━━━ Material shown ━━━

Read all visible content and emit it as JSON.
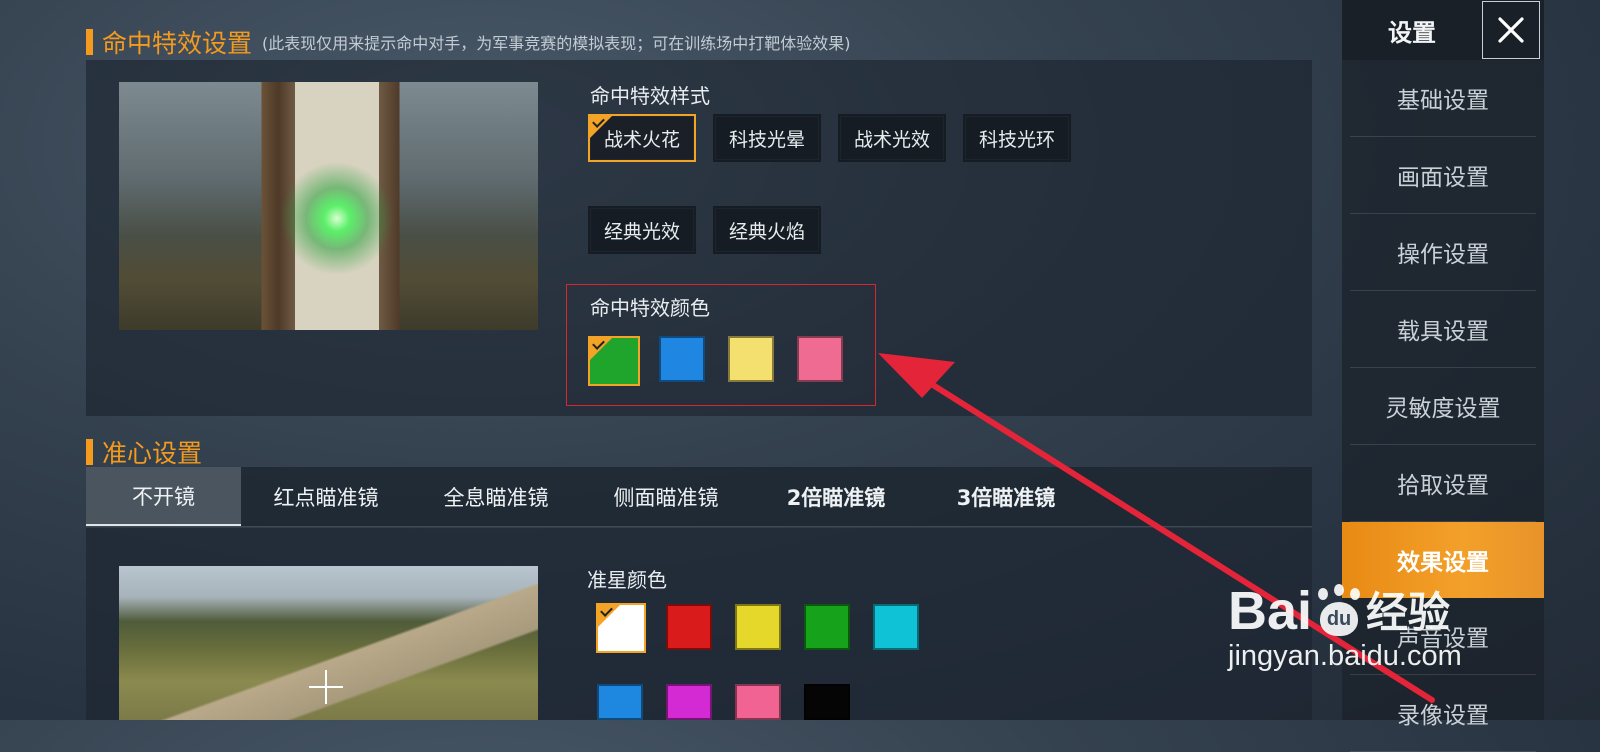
{
  "hit_effect": {
    "title": "命中特效设置",
    "subtitle": "(此表现仅用来提示命中对手，为军事竞赛的模拟表现；可在训练场中打靶体验效果)",
    "style_label": "命中特效样式",
    "styles": [
      "战术火花",
      "科技光晕",
      "战术光效",
      "科技光环",
      "经典光效",
      "经典火焰"
    ],
    "selected_style": "战术火花",
    "color_label": "命中特效颜色",
    "colors": [
      "#1fa52b",
      "#1f87e2",
      "#f4e06e",
      "#f06b91"
    ],
    "selected_color_index": 0
  },
  "crosshair": {
    "title": "准心设置",
    "tabs": [
      "不开镜",
      "红点瞄准镜",
      "全息瞄准镜",
      "侧面瞄准镜",
      "2倍瞄准镜",
      "3倍瞄准镜"
    ],
    "active_tab": "不开镜",
    "color_label": "准星颜色",
    "colors_row1": [
      "#ffffff",
      "#d91b1b",
      "#e6d82a",
      "#17a21b",
      "#10c2d6"
    ],
    "colors_row2": [
      "#1e88e0",
      "#d42ad4",
      "#f06392",
      "#050505"
    ],
    "selected_color_index": 0
  },
  "sidebar": {
    "title": "设置",
    "close_icon": "close-icon",
    "items": [
      {
        "label": "基础设置"
      },
      {
        "label": "画面设置"
      },
      {
        "label": "操作设置"
      },
      {
        "label": "载具设置"
      },
      {
        "label": "灵敏度设置"
      },
      {
        "label": "拾取设置"
      },
      {
        "label": "效果设置"
      },
      {
        "label": "声音设置"
      },
      {
        "label": "录像设置"
      }
    ],
    "active_index": 6
  },
  "watermark": {
    "brand": "Bai",
    "brand_mid": "du",
    "brand_cn": "经验",
    "url": "jingyan.baidu.com"
  },
  "annotation": {
    "box_color": "#d8262d",
    "arrow_color": "#e32439"
  }
}
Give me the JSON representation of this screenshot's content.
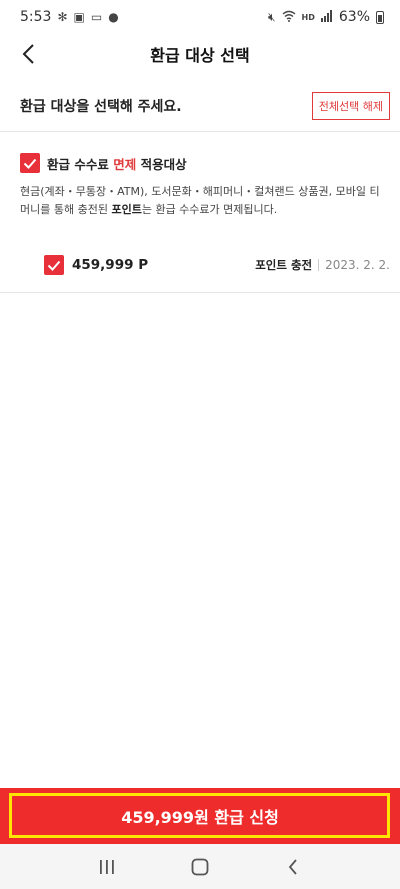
{
  "status_bar": {
    "time": "5:53",
    "battery": "63%",
    "left_icons": [
      "settings-icon",
      "photo-icon",
      "card-icon",
      "dot-icon"
    ],
    "right_icons": [
      "mute-icon",
      "wifi-icon",
      "hd-icon",
      "signal-icon",
      "battery-icon"
    ],
    "hd_label": "HD"
  },
  "header": {
    "title": "환급 대상 선택"
  },
  "sub_header": {
    "instruction": "환급 대상을 선택해 주세요.",
    "deselect_all_label": "전체선택 해제"
  },
  "refund_group": {
    "label_prefix": "환급 수수료 ",
    "label_highlight": "면제",
    "label_suffix": " 적용대상",
    "checked": true,
    "description_part1": "현금(계좌・무통장・ATM), 도서문화・해피머니・컬쳐랜드 상품권, 모바일 티머니를 통해 충전된 ",
    "description_bold": "포인트",
    "description_part2": "는 환급 수수료가 면제됩니다.",
    "items": [
      {
        "amount": "459,999 P",
        "type": "포인트 충전",
        "date": "2023. 2. 2.",
        "checked": true
      }
    ]
  },
  "submit": {
    "label": "459,999원 환급 신청"
  },
  "colors": {
    "accent": "#e8303a",
    "highlight_border": "#ffe600"
  }
}
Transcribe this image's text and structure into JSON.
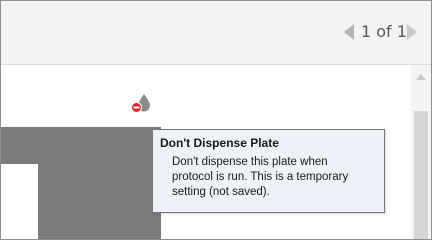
{
  "pager": {
    "label": "1 of 1",
    "prev_icon": "chevron-left-icon",
    "next_icon": "chevron-right-icon"
  },
  "plate_toggle": {
    "icon": "dispense-drop-with-stop-icon",
    "drop_color": "#8a8a8a",
    "stop_color": "#e02020"
  },
  "tooltip": {
    "title": "Don't Dispense Plate",
    "lines": [
      "Don't dispense this plate when",
      "protocol is run. This is a temporary",
      "setting (not saved)."
    ]
  },
  "colors": {
    "toolbar_bg": "#f3f3f3",
    "plate_gray": "#7b7b7b",
    "tooltip_bg": "#eef1f8"
  }
}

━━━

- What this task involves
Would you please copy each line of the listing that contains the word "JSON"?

- Expected answer
Read all visible content and emit it as JSON.
Give me the JSON representation of this screenshot's content.
Transcribe this image's text and structure into JSON.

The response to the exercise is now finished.